§ What needs to be done: Every record must appear in your reply exactly as written.

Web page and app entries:

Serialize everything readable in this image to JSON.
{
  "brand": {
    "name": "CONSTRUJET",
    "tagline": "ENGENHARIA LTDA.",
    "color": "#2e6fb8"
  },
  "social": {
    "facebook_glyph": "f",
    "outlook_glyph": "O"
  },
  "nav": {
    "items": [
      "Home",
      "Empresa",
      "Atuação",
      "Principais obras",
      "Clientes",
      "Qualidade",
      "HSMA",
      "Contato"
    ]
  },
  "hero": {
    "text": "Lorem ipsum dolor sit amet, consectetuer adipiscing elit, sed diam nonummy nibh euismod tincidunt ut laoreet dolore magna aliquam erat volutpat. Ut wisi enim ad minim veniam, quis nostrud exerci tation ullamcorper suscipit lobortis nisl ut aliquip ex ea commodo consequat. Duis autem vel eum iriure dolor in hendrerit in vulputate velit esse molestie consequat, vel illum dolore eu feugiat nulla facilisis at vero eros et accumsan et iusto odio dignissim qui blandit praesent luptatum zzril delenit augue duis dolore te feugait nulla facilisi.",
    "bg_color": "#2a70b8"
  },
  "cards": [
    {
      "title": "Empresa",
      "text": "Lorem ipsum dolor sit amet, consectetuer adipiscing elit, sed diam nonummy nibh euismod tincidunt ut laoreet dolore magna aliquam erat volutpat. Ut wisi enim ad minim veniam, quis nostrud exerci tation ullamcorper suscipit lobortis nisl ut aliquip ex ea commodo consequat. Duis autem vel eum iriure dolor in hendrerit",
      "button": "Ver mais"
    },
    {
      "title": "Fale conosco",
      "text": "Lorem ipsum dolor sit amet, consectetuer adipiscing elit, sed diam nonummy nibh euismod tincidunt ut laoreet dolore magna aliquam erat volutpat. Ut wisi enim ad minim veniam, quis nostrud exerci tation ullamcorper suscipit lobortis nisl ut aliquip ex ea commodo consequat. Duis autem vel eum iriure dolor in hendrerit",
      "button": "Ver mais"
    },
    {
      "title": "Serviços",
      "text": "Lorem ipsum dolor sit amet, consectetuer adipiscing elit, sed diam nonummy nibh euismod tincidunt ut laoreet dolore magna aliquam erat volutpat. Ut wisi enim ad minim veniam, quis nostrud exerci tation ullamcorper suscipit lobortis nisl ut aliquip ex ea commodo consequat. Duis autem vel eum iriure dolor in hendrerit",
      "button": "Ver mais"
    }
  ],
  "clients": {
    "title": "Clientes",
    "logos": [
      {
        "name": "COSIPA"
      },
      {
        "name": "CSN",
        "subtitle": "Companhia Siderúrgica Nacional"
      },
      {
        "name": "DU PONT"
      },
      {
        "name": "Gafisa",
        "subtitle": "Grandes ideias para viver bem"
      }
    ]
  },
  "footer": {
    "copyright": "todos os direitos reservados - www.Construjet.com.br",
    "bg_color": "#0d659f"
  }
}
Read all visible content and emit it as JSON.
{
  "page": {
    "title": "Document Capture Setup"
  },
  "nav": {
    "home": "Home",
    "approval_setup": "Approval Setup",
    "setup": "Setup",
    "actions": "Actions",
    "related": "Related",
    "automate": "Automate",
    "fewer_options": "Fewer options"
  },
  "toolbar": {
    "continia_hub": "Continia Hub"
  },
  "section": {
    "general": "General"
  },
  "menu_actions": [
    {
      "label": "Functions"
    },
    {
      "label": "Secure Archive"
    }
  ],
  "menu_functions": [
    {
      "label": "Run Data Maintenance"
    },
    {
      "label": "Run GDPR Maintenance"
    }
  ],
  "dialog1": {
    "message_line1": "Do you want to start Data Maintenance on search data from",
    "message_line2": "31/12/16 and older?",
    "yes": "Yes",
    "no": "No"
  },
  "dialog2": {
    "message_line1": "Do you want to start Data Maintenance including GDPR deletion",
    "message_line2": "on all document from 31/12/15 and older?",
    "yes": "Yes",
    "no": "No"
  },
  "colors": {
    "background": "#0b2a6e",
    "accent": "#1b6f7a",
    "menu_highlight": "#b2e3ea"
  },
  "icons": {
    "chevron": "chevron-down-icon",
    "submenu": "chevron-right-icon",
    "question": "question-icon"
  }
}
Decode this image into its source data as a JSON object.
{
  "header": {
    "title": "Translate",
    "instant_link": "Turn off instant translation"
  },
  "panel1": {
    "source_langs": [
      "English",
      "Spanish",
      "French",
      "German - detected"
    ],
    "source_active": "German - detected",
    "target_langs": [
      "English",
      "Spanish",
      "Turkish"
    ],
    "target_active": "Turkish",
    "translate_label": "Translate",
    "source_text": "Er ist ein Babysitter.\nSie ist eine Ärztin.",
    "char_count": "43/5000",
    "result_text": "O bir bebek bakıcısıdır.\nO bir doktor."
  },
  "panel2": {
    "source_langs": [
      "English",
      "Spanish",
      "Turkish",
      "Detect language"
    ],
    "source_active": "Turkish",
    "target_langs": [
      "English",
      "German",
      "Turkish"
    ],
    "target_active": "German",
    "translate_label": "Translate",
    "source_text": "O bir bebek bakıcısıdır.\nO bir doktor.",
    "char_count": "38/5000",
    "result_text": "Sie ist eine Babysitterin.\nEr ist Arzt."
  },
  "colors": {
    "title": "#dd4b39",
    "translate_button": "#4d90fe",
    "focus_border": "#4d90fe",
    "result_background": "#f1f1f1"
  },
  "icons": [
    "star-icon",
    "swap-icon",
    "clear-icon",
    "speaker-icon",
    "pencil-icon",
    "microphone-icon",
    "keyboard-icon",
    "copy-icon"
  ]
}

§ Output for this exercise:
Serialize everything readable in this image to JSON.
{
  "brand": {
    "name": "CONSTRUJET",
    "tagline": "ENGENHARIA LTDA.",
    "color": "#2e6fb8"
  },
  "social": {
    "facebook_glyph": "f",
    "outlook_glyph": "O"
  },
  "nav": {
    "items": [
      "Home",
      "Empresa",
      "Atuação",
      "Principais obras",
      "Clientes",
      "Qualidade",
      "HSMA",
      "Contato"
    ]
  },
  "hero": {
    "text": "Lorem ipsum dolor sit amet, consectetuer adipiscing elit, sed diam nonummy nibh euismod tincidunt ut laoreet dolore magna aliquam erat volutpat. Ut wisi enim ad minim veniam, quis nostrud exerci tation ullamcorper suscipit lobortis nisl ut aliquip ex ea commodo consequat. Duis autem vel eum iriure dolor in hendrerit in vulputate velit esse molestie consequat, vel illum dolore eu feugiat nulla facilisis at vero eros et accumsan et iusto odio dignissim qui blandit praesent luptatum zzril delenit augue duis dolore te feugait nulla facilisi.",
    "bg_color": "#2a70b8"
  },
  "cards": [
    {
      "title": "Empresa",
      "text": "Lorem ipsum dolor sit amet, consectetuer adipiscing elit, sed diam nonummy nibh euismod tincidunt ut laoreet dolore magna aliquam erat volutpat. Ut wisi enim ad minim veniam, quis nostrud exerci tation ullamcorper suscipit lobortis nisl ut aliquip ex ea commodo consequat. Duis autem vel eum iriure dolor in hendrerit",
      "button": "Ver mais"
    },
    {
      "title": "Fale conosco",
      "text": "Lorem ipsum dolor sit amet, consectetuer adipiscing elit, sed diam nonummy nibh euismod tincidunt ut laoreet dolore magna aliquam erat volutpat. Ut wisi enim ad minim veniam, quis nostrud exerci tation ullamcorper suscipit lobortis nisl ut aliquip ex ea commodo consequat. Duis autem vel eum iriure dolor in hendrerit",
      "button": "Ver mais"
    },
    {
      "title": "Serviços",
      "text": "Lorem ipsum dolor sit amet, consectetuer adipiscing elit, sed diam nonummy nibh euismod tincidunt ut laoreet dolore magna aliquam erat volutpat. Ut wisi enim ad minim veniam, quis nostrud exerci tation ullamcorper suscipit lobortis nisl ut aliquip ex ea commodo consequat. Duis autem vel eum iriure dolor in hendrerit",
      "button": "Ver mais"
    }
  ],
  "clients": {
    "title": "Clientes",
    "logos": [
      {
        "name": "COSIPA"
      },
      {
        "name": "CSN",
        "subtitle": "Companhia Siderúrgica Nacional"
      },
      {
        "name": "DU PONT"
      },
      {
        "name": "Gafisa",
        "subtitle": "Grandes ideias para viver bem"
      }
    ]
  },
  "footer": {
    "copyright": "todos os direitos reservados - www.Construjet.com.br",
    "bg_color": "#0d659f"
  }
}
Read all visible content and emit it as JSON.
{
  "page": {
    "title": "Document Capture Setup"
  },
  "nav": {
    "home": "Home",
    "approval_setup": "Approval Setup",
    "setup": "Setup",
    "actions": "Actions",
    "related": "Related",
    "automate": "Automate",
    "fewer_options": "Fewer options"
  },
  "toolbar": {
    "continia_hub": "Continia Hub"
  },
  "section": {
    "general": "General"
  },
  "menu_actions": [
    {
      "label": "Functions"
    },
    {
      "label": "Secure Archive"
    }
  ],
  "menu_functions": [
    {
      "label": "Run Data Maintenance"
    },
    {
      "label": "Run GDPR Maintenance"
    }
  ],
  "dialog1": {
    "message_line1": "Do you want to start Data Maintenance on search data from",
    "message_line2": "31/12/16 and older?",
    "yes": "Yes",
    "no": "No"
  },
  "dialog2": {
    "message_line1": "Do you want to start Data Maintenance including GDPR deletion",
    "message_line2": "on all document from 31/12/15 and older?",
    "yes": "Yes",
    "no": "No"
  },
  "colors": {
    "background": "#0b2a6e",
    "accent": "#1b6f7a",
    "menu_highlight": "#b2e3ea"
  },
  "icons": {
    "chevron": "chevron-down-icon",
    "submenu": "chevron-right-icon",
    "question": "question-icon"
  }
}
Decode this image into its source data as a JSON object.
{
  "header": {
    "title": "Translate",
    "instant_link": "Turn off instant translation"
  },
  "panel1": {
    "source_langs": [
      "English",
      "Spanish",
      "French",
      "German - detected"
    ],
    "source_active": "German - detected",
    "target_langs": [
      "English",
      "Spanish",
      "Turkish"
    ],
    "target_active": "Turkish",
    "translate_label": "Translate",
    "source_text": "Er ist ein Babysitter.\nSie ist eine Ärztin.",
    "char_count": "43/5000",
    "result_text": "O bir bebek bakıcısıdır.\nO bir doktor."
  },
  "panel2": {
    "source_langs": [
      "English",
      "Spanish",
      "Turkish",
      "Detect language"
    ],
    "source_active": "Turkish",
    "target_langs": [
      "English",
      "German",
      "Turkish"
    ],
    "target_active": "German",
    "translate_label": "Translate",
    "source_text": "O bir bebek bakıcısıdır.\nO bir doktor.",
    "char_count": "38/5000",
    "result_text": "Sie ist eine Babysitterin.\nEr ist Arzt."
  },
  "colors": {
    "title": "#dd4b39",
    "translate_button": "#4d90fe",
    "focus_border": "#4d90fe",
    "result_background": "#f1f1f1"
  },
  "icons": [
    "star-icon",
    "swap-icon",
    "clear-icon",
    "speaker-icon",
    "pencil-icon",
    "microphone-icon",
    "keyboard-icon",
    "copy-icon"
  ]
}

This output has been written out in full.